A mechanic or engineer can remove the blades, drain the fuel tanks, disconnect batteries and ELTs, secure gyros, and perform other key and required preparation items under direction of the shipper. Shipping companies specializing in transporting aircraft will also have specialized shipping rigs for specific airframes to best secure each aircraft for the specific form of shipping.

Experienced packagers and shippers will also know your aircraft and how to safely transport it, Calgary Gooseneck’s Scott said. He prefers to have his shipping team there to help package. His team, for instance, will wrap the blades after they’re removed from the aircraft. That way, if there are no signs of damage on the wrapping when the aircraft is delivered, it is easy to determine whether any damage was caused before shipping.

Hiring the right moving company and ensuring the right equipment is on hand is key to a positive shipping experience. Calgary Gooseneck Photo

Scott also highly recommends a mechanic or engineer be present when the aircraft is disassembled for transport. This person can then note the work in the aircraft logbook, making it easier for those reassembling it to know exactly what was done to prepare the aircraft for shipment.

Other key steps that should be taken when preparing an aircraft for shipping include securing any loose items, ensuring nothing is against windows that could cause damage, and providing an outer protection if the aircraft will be exposed at any point. Scott’s air-ride trucks are covered, providing protection against dirt, stones, ice melt, and other damage-causing FOD on the road.

“You really need to be sure you have your aircraft shrink wrapped if it’s going to be out in the open, especially in the winter,” he warned. “The calcium chloride they use on the roads in the winter now, I’ve seen that stuff eat paint off aluminum in a day. Before we had covered trailers, we would shrink wrap all our aircraft after they were prepared and before we loaded them on the truck.”

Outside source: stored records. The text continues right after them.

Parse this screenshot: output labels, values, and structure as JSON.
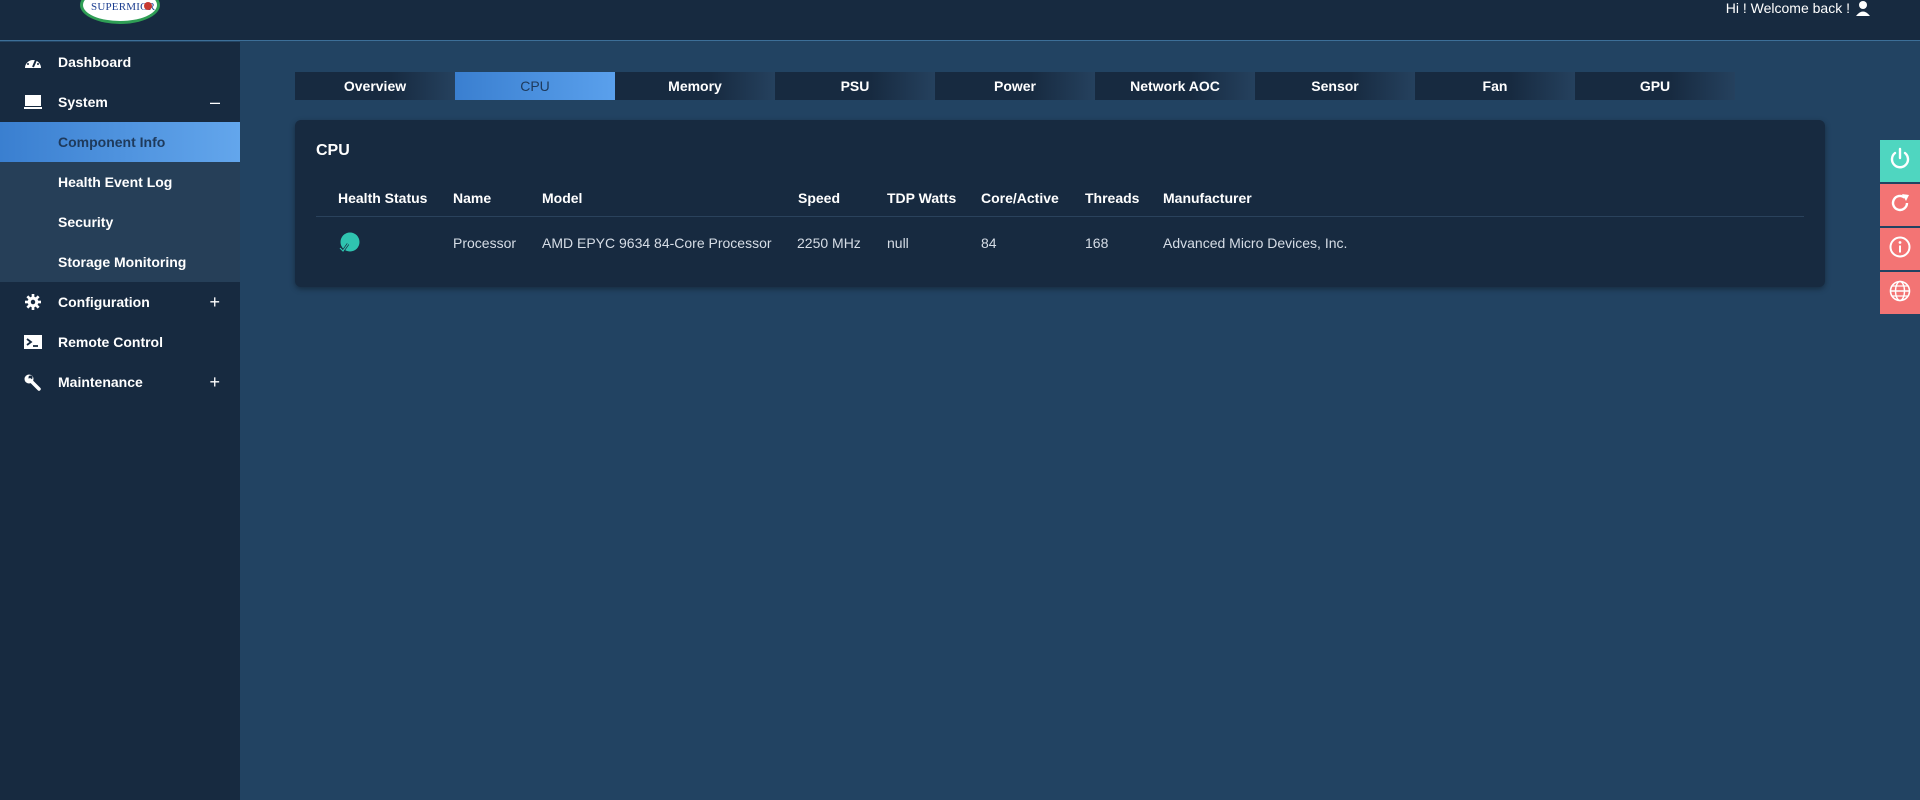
{
  "header": {
    "brand": "SUPERMICR",
    "welcome": "Hi ! Welcome back !",
    "user_icon": "user-icon"
  },
  "sidebar": {
    "items": [
      {
        "label": "Dashboard",
        "icon": "gauge-icon"
      },
      {
        "label": "System",
        "icon": "monitor-icon",
        "toggle": "–",
        "expanded": true
      },
      {
        "label": "Configuration",
        "icon": "gear-icon",
        "toggle": "+"
      },
      {
        "label": "Remote Control",
        "icon": "terminal-icon"
      },
      {
        "label": "Maintenance",
        "icon": "wrench-icon",
        "toggle": "+"
      }
    ],
    "system_subitems": [
      {
        "label": "Component Info",
        "active": true
      },
      {
        "label": "Health Event Log"
      },
      {
        "label": "Security"
      },
      {
        "label": "Storage Monitoring"
      }
    ]
  },
  "tabs": [
    {
      "label": "Overview"
    },
    {
      "label": "CPU",
      "active": true
    },
    {
      "label": "Memory"
    },
    {
      "label": "PSU"
    },
    {
      "label": "Power"
    },
    {
      "label": "Network AOC"
    },
    {
      "label": "Sensor"
    },
    {
      "label": "Fan"
    },
    {
      "label": "GPU"
    }
  ],
  "cpu_card": {
    "title": "CPU",
    "columns": [
      "Health Status",
      "Name",
      "Model",
      "Speed",
      "TDP Watts",
      "Core/Active",
      "Threads",
      "Manufacturer"
    ],
    "rows": [
      {
        "health_icon": "health-ok-icon",
        "name": "Processor",
        "model": "AMD EPYC 9634 84-Core Processor",
        "speed": "2250 MHz",
        "tdp_watts": "null",
        "core_active": "84",
        "threads": "168",
        "manufacturer": "Advanced Micro Devices, Inc."
      }
    ]
  },
  "side_actions": [
    {
      "icon": "power-icon",
      "color": "#4fd6c0"
    },
    {
      "icon": "refresh-icon",
      "color": "#f37474"
    },
    {
      "icon": "info-icon",
      "color": "#f37474"
    },
    {
      "icon": "globe-icon",
      "color": "#f37474"
    }
  ],
  "colors": {
    "background": "#224362",
    "panel": "#172a40",
    "accent": "#3a7fd0",
    "health_ok": "#2fc4b0"
  }
}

In the end, a good logistics company with extensive experience in importing, exporting, and transporting helicopters can save buyers considerable time and headache. It can also offer educated advice on shipping options and help ensure the aircraft is properly prepared, insured, and accompanied by the necessary paperwork — every step of the way.